Dataset rows describing interfaces
---*---

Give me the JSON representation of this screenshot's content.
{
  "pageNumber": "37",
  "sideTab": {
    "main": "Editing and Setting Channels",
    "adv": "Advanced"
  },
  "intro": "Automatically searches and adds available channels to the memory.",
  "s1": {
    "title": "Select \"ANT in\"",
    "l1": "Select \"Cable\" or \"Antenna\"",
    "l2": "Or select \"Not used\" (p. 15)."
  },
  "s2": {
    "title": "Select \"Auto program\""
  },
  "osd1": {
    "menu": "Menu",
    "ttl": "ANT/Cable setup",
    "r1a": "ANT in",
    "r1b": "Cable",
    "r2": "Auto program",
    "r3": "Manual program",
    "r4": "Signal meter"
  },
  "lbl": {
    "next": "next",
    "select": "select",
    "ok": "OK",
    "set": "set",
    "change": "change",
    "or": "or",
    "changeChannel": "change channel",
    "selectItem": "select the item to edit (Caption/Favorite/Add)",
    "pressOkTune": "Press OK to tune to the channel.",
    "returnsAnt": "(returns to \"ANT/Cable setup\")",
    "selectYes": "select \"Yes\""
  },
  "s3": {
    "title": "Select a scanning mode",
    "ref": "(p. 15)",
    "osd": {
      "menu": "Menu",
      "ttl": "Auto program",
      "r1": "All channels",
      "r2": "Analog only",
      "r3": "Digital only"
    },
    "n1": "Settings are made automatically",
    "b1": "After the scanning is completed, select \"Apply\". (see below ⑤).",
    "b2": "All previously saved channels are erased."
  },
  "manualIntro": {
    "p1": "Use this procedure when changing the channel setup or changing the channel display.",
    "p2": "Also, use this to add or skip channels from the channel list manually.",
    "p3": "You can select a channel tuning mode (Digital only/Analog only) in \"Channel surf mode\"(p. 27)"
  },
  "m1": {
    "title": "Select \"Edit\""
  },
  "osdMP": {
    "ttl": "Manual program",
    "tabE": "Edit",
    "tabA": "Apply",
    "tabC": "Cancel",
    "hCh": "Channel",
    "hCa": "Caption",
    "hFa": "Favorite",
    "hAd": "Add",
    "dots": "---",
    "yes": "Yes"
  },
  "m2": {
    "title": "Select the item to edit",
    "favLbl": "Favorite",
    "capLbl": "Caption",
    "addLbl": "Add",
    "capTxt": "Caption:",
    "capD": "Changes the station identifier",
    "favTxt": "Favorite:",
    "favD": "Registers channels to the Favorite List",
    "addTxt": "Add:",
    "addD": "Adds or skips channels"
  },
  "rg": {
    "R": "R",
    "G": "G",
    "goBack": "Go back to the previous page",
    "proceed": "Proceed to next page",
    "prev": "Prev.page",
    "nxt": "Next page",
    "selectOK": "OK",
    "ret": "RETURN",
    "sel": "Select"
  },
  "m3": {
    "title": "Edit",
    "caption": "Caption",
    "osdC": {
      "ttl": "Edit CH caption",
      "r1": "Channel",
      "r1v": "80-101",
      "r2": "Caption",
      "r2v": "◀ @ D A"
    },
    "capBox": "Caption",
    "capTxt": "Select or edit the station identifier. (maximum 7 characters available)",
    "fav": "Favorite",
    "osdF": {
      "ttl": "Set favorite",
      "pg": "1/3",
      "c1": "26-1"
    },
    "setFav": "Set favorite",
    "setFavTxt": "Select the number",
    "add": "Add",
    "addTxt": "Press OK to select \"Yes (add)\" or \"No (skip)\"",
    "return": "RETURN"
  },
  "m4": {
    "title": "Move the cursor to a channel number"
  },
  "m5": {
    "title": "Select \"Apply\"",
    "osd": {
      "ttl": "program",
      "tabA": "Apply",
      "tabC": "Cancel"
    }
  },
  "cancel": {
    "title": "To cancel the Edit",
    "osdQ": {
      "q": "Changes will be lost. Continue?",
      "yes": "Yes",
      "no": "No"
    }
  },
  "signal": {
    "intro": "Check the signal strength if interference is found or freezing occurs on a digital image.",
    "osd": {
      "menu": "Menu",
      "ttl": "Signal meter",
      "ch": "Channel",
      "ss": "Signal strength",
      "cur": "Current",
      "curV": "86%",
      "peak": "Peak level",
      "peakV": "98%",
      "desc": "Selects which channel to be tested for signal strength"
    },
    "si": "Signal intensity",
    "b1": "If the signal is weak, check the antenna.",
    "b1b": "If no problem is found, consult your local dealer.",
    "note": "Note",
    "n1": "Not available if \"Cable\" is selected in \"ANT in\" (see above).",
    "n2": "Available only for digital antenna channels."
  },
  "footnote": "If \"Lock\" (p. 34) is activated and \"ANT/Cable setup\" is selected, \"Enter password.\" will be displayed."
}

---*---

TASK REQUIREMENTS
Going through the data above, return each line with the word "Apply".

SOLUTION TO THE PROBLEM
    "b1": "After the scanning is completed, select \"Apply\". (see below ⑤).",
    "tabA": "Apply",
    "title": "Select \"Apply\"",
      "tabA": "Apply",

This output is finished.